- [Supplied information]
--
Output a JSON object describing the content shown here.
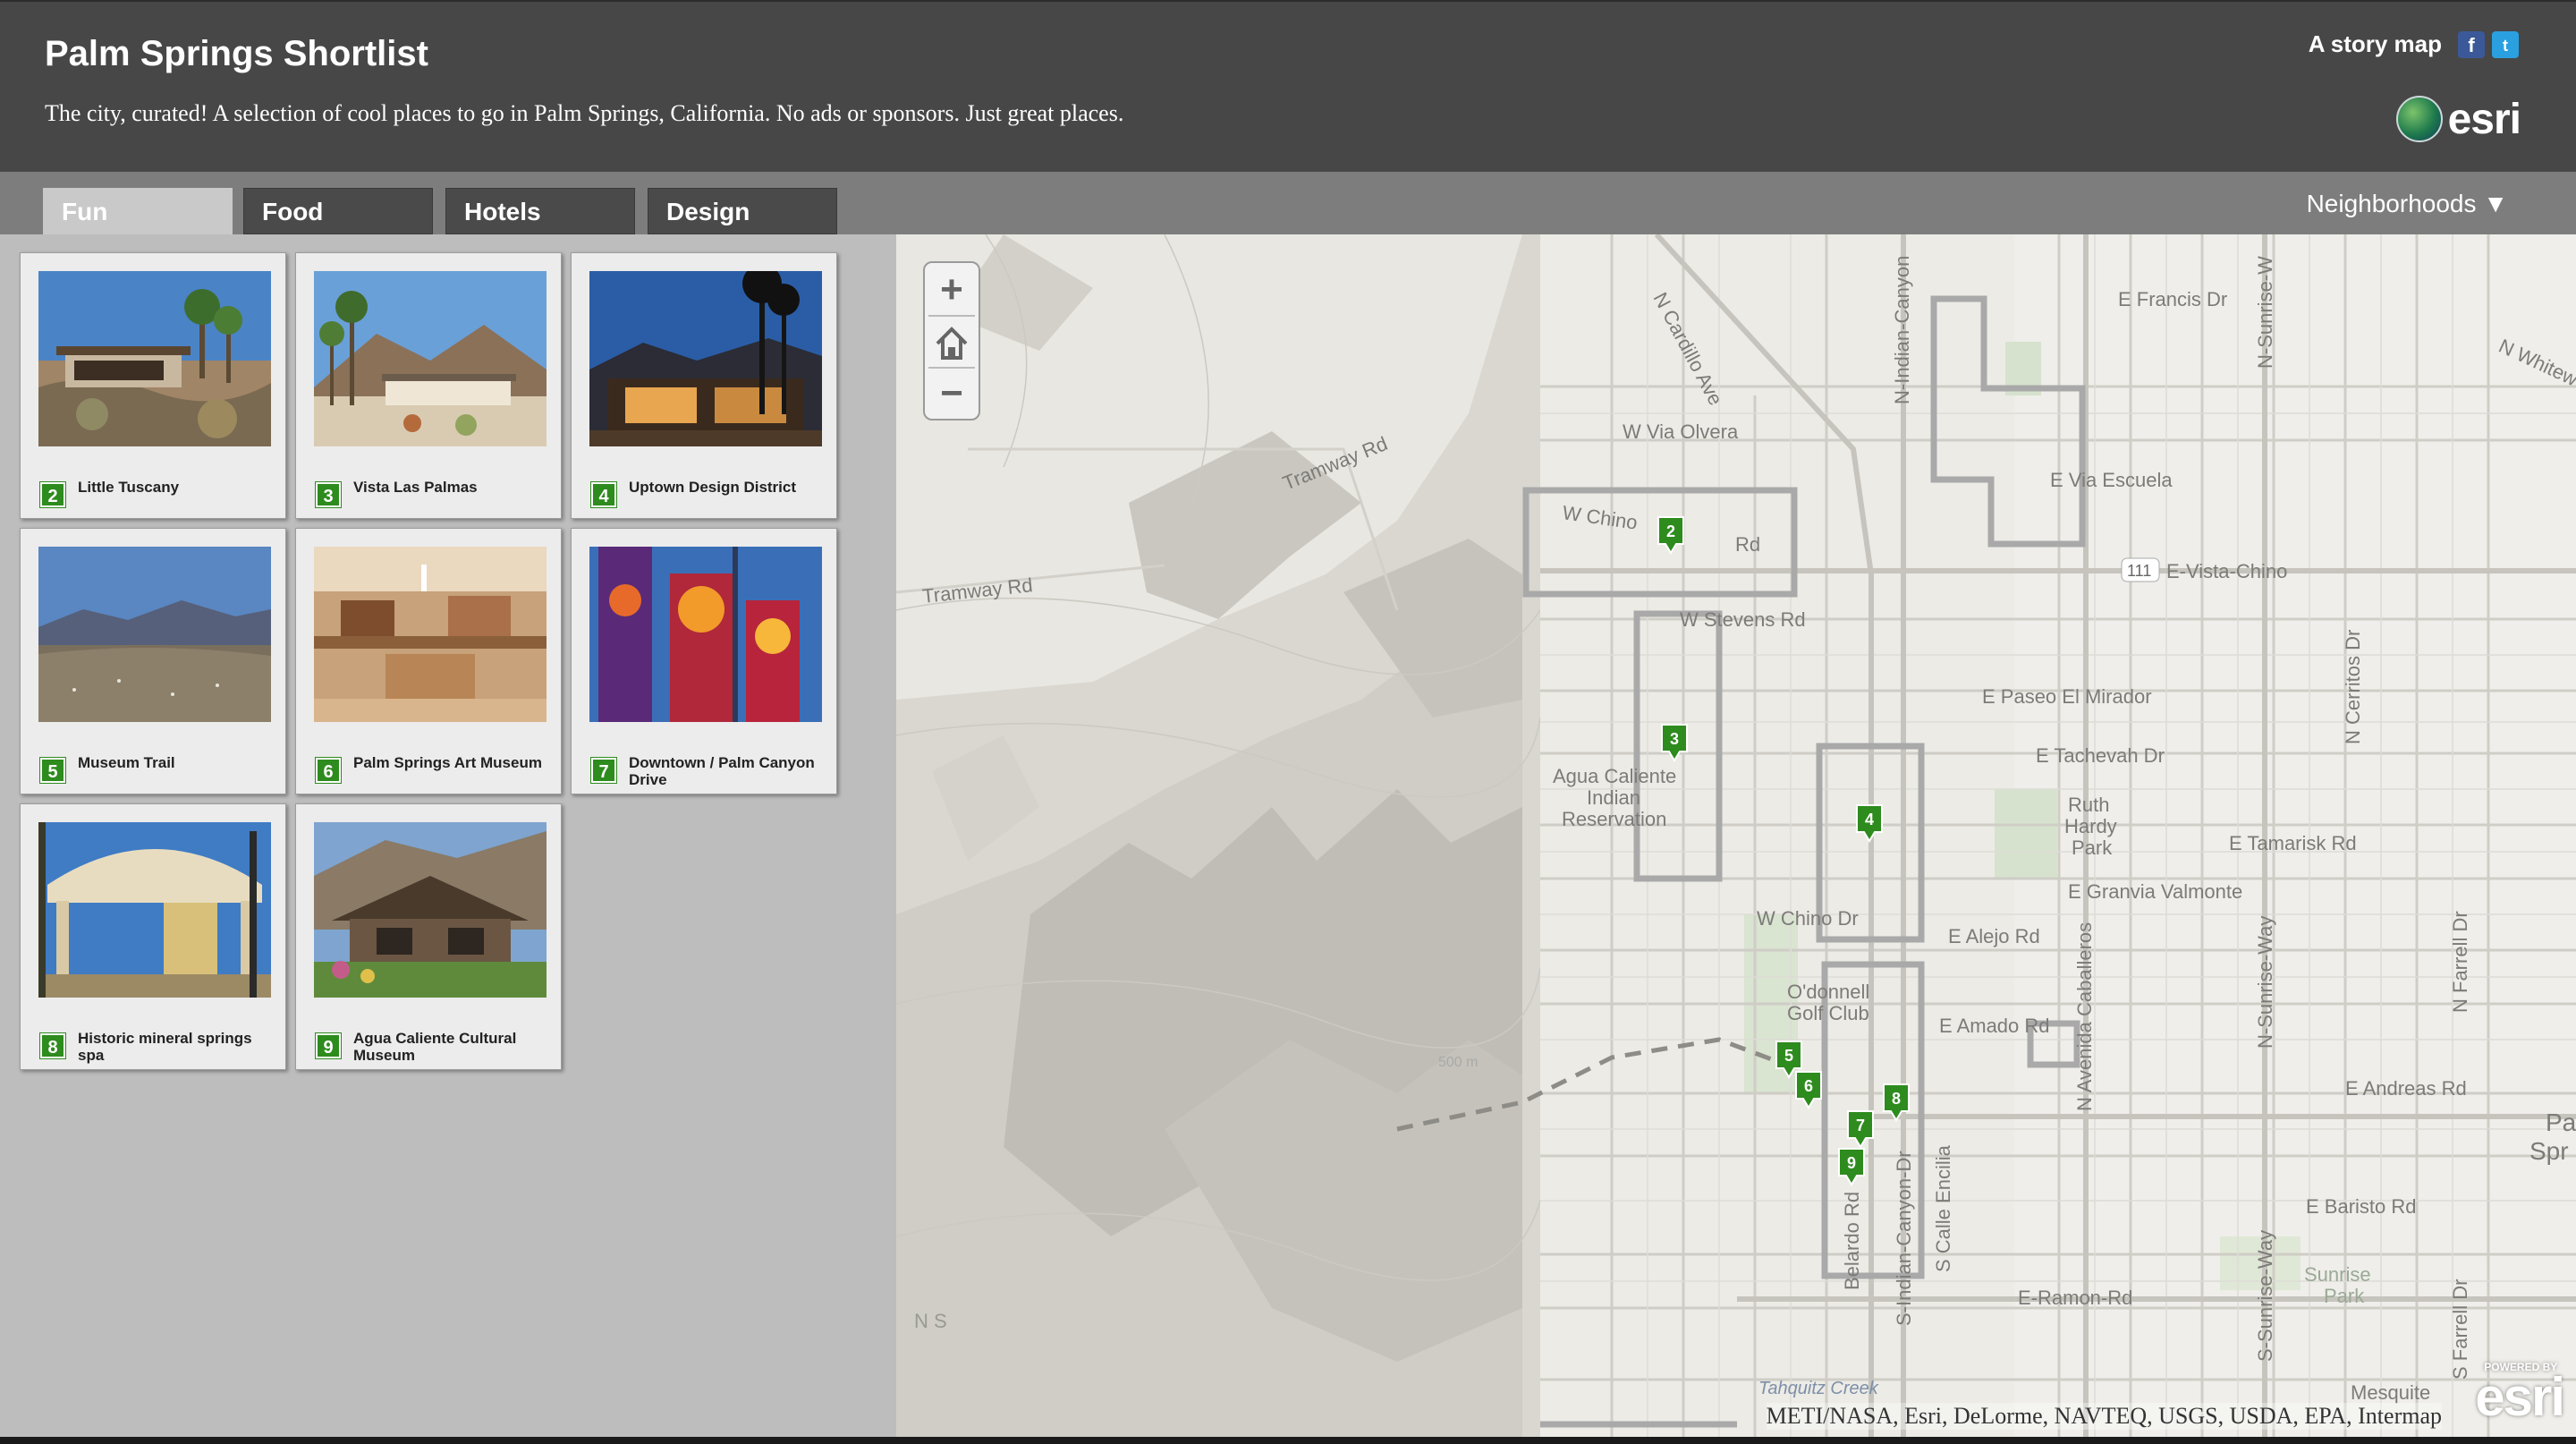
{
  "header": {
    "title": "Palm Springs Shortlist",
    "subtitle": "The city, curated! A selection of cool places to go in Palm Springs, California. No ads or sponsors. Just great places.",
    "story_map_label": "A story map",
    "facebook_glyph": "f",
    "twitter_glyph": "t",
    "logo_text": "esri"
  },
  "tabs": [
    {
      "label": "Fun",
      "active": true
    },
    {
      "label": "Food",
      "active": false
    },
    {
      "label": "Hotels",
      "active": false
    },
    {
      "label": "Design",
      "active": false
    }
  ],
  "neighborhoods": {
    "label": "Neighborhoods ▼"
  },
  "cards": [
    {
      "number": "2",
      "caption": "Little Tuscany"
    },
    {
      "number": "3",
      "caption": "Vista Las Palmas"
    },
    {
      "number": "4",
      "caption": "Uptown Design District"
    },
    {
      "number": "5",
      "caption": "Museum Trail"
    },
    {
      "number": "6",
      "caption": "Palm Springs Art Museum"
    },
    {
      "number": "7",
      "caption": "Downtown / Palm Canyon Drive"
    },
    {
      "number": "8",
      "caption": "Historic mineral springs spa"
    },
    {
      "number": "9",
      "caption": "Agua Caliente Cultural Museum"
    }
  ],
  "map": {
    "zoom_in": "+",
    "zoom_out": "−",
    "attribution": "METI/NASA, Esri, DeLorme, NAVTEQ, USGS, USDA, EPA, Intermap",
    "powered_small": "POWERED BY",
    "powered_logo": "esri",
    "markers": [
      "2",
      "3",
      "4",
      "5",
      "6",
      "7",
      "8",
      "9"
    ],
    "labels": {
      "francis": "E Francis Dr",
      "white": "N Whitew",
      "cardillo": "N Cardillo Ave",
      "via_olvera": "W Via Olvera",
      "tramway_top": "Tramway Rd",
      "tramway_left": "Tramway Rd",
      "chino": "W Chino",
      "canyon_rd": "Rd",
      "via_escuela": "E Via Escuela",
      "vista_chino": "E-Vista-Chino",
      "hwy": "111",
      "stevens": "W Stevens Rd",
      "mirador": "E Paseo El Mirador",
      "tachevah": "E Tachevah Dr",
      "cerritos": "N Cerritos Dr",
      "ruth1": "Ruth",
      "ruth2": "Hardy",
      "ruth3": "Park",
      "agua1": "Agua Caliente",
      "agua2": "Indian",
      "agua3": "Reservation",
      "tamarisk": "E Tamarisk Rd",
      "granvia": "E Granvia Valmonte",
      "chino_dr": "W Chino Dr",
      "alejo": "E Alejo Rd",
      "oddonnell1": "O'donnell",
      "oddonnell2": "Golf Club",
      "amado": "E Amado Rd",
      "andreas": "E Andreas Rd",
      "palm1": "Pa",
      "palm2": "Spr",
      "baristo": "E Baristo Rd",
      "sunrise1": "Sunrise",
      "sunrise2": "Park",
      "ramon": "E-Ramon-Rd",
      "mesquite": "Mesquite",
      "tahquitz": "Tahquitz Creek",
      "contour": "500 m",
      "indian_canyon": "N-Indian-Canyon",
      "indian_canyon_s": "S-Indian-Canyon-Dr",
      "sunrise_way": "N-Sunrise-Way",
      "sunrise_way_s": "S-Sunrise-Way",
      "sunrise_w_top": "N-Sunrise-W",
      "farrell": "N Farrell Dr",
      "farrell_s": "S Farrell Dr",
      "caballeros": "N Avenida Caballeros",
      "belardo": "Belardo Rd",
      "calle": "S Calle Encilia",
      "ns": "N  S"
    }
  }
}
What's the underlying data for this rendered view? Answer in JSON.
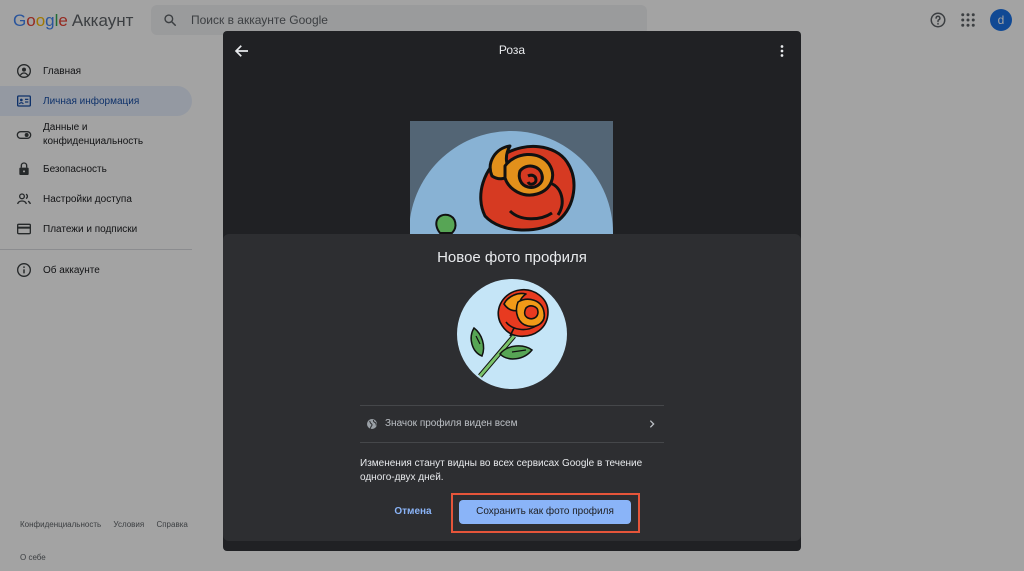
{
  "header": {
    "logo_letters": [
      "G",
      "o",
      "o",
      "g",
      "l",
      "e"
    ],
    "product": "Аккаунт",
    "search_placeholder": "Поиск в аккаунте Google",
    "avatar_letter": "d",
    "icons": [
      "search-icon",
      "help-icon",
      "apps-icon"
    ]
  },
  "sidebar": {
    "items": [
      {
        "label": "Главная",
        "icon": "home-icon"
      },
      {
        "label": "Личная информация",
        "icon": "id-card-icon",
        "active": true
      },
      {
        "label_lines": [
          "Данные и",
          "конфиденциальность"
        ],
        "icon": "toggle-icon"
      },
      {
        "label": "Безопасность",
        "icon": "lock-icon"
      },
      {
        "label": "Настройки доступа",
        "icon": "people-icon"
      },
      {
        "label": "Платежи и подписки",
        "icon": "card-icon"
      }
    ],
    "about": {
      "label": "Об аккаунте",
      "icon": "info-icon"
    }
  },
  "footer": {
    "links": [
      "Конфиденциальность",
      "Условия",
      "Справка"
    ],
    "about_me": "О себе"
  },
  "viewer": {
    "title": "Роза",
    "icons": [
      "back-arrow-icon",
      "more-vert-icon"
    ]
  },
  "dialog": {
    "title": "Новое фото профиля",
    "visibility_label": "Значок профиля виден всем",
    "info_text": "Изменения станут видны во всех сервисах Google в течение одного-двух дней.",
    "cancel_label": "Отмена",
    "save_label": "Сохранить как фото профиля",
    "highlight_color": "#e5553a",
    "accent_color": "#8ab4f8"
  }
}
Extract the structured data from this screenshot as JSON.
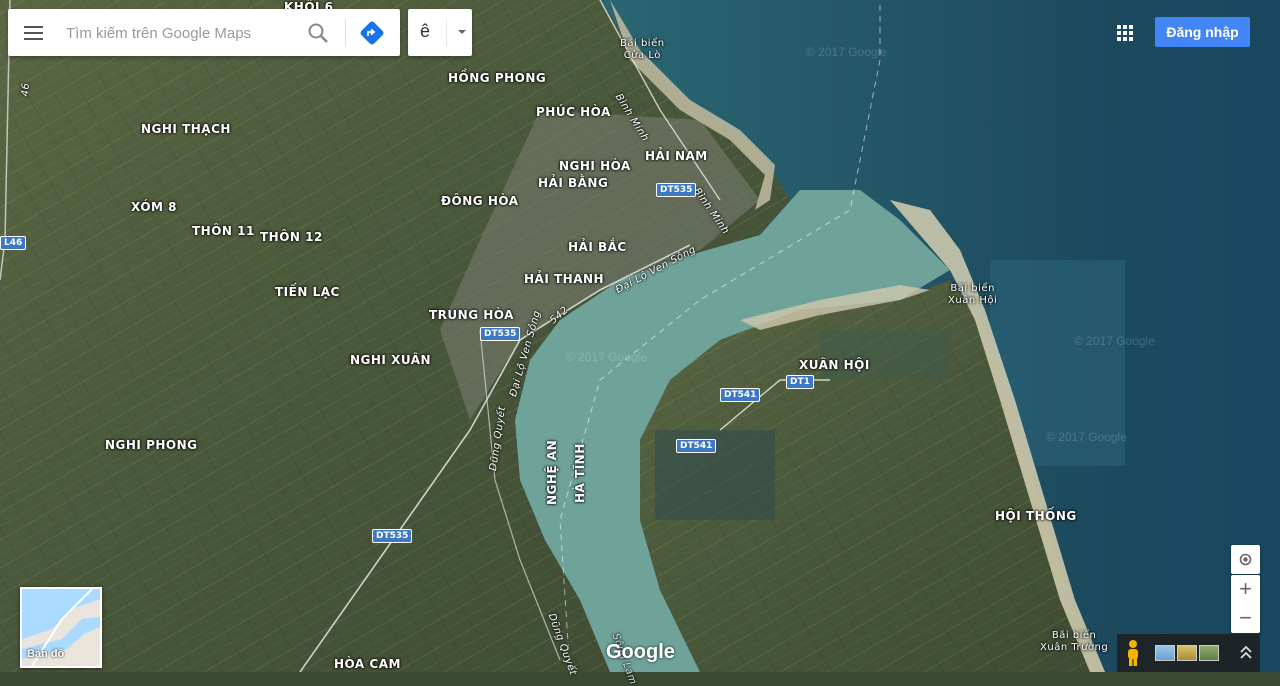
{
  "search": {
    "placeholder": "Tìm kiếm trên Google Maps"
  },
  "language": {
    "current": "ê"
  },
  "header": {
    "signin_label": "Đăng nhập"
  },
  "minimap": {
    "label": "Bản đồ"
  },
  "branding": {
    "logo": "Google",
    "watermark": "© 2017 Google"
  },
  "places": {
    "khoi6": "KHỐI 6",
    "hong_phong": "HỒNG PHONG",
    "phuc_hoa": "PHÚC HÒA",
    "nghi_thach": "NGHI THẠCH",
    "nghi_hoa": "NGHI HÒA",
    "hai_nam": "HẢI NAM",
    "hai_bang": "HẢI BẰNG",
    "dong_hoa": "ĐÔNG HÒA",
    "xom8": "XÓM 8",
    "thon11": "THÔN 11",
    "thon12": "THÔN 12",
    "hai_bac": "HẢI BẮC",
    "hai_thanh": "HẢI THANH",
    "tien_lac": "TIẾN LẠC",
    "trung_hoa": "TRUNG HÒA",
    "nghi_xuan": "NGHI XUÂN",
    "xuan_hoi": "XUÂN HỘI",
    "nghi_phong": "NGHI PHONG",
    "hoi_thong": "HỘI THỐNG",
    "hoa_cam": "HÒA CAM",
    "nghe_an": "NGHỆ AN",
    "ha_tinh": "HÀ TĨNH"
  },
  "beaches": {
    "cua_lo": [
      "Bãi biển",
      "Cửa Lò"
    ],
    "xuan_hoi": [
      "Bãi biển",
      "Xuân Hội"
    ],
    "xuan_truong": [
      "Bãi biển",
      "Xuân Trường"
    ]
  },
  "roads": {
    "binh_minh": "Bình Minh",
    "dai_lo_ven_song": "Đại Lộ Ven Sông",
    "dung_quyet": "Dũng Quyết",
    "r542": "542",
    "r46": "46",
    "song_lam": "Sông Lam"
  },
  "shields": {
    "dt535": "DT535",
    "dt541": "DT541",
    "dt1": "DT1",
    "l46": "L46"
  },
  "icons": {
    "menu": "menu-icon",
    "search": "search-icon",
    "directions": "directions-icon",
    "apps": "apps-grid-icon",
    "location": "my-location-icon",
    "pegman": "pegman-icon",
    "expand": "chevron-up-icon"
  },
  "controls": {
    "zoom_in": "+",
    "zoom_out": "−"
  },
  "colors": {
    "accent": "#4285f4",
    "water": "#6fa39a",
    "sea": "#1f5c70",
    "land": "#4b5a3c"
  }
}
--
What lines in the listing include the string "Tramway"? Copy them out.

      "tramway_top": "Tramway Rd",
      "tramway_left": "Tramway Rd",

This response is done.